Pre Titles Sequence: Its more of a mystery than the usual X-Files scare-fest in the pre titles sequence this week but you can feel with the mystery of the box car that important things are happening. Anticipation is in the air. When you learn the lengths this show went to to recreate the ruddy New Mexico mountains you can only marvel at the effort that is put in to the production values (1600 gallons of red paint!). The alien looks better than anything we have been presented with so far (young girls in rubber costumes in Duane Barry). This is a disturbing shrivelled husk with an elongated face that looks for all the world like a literal interpretation of Edvard Munch’s The Scream. Its blank eyes staring out of the screen seared into my mind as one of the seminal X-Files images.

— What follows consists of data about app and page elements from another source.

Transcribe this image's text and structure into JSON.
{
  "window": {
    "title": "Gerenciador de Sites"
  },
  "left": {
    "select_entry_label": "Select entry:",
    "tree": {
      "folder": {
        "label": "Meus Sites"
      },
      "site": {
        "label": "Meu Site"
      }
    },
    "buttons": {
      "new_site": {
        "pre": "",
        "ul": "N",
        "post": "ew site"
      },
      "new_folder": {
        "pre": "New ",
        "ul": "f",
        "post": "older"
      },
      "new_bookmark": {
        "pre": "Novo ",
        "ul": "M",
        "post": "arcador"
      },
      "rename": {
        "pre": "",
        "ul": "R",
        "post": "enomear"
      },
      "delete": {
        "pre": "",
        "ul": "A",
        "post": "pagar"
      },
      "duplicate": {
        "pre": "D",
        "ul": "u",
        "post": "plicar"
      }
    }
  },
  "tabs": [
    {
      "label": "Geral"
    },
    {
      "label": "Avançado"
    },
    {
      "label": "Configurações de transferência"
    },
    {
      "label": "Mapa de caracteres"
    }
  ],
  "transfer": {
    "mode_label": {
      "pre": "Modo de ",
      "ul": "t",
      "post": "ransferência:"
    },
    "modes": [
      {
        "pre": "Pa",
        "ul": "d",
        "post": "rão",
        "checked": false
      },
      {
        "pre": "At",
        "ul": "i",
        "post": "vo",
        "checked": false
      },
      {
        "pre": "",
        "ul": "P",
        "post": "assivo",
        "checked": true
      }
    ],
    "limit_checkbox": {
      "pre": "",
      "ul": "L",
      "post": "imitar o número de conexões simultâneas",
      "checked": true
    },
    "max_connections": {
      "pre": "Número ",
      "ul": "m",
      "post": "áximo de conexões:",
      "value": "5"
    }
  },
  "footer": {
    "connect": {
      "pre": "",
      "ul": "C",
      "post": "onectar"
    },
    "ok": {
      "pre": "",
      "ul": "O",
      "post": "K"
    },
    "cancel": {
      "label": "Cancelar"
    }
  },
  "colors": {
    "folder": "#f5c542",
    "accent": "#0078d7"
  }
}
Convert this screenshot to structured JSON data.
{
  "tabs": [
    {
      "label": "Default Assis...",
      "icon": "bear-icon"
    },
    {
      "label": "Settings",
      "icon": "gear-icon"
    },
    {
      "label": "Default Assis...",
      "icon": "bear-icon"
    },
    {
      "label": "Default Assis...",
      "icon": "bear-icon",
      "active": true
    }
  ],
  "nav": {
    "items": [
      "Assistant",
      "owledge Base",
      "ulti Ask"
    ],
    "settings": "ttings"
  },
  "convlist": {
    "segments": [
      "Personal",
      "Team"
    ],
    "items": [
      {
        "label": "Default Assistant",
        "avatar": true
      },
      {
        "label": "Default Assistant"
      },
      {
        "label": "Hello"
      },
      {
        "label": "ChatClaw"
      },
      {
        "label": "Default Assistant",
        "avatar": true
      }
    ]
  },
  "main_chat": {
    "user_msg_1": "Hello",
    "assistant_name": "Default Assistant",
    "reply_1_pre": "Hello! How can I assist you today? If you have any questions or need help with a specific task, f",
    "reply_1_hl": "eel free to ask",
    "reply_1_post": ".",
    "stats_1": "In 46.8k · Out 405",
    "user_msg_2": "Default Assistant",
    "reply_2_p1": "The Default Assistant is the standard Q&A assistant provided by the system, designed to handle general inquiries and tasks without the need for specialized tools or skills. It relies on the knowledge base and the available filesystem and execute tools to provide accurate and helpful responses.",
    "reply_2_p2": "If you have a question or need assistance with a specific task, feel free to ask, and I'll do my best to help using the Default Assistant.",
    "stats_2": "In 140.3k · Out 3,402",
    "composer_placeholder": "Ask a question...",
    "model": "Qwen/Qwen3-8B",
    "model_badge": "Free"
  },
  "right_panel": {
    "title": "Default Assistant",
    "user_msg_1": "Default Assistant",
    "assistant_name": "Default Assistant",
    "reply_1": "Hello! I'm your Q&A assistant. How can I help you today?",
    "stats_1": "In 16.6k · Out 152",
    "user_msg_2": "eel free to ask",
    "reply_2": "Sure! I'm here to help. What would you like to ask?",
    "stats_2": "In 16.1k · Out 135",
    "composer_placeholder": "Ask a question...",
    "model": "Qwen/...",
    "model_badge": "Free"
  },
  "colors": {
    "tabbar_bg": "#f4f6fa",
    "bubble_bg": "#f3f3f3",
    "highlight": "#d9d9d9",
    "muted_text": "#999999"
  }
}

Moment to Watch Out For: Its always been assumed that the government is up to nasty things during the course of this conspiracy (Scully’s abduction was proof of that) but this is the first time we have had evidence of the scale of the horror they have perpetuated. There is something very nasty about simply leaving piles of bodies to decay away in a boxcar under ground rather than disposing of the corpses. The suggestion made is that these are actually people who have been injected with alien DNA under the guise of a smallpox injection (as was mentioned in The Erlenmeyer Flask). There must be hundreds of bodies piled high in that decomposing atmosphere. Why are they trying to turn people into aliens en masse? What do they know that we don’t? Its all appetite whetting but its done so well you just pray that the pay off is as good.
Fashion Statement: Mulder is put to bed by Scully fully clothed and then we suddenly cut to a shot of him smooth skinned and bulging out of his boxers. It’s the most gratuitous shot of its kind since he leapt from a swimming pool in speedos because there is no reason that he shouldn’t have been tucked up under the covers. However I wont say its unwelcome. Nice to see a male character being exploited in SF in the way that is usually reserved for the girls.
Foreboding: How deep did Bill Mulder go in the conspiracy? Who are the mysterious figures receiving phone calls around the world?
Result: I remember when this episode first aired I was remarkably indifferent about it. Then when I first bought the series box set and I gave it another chance I was blown away by it. Upon this rewatch I’m not quite as impressed although it does feel as though the show is stepping up a gear to greet the third season. What jumped out at me was that this was a game of firsts with new innovations that feel fresh here but would go on to be the blueprint of all tales of this type in the future – a shift to an international conspiracy, a domestic tragedy and finally real proof of the governments horrific attempts to colonise the Earth. Anasazi feels as though it should have come after the Scully abduction arc (and what a shame it doesn’t because we could have avoided the choppy run of episodes since then) because it shares the same crushing paranoia that was so gripping during that period and the pleasing inclusion of all the semi regular characters (The Lone Gunmen, Skinner, Krychek, the Smoking Man). Anasazi isn’t perfect (for all its atmosphere it doesn’t actually tell us anything concrete about the conspiracy) but it rectifies many of the mistakes from the dismal Colony/End Game two parter, provides an exciting ride for its duration, poses lots of riveting questions and provides a dramatic bridge to season three: 9/10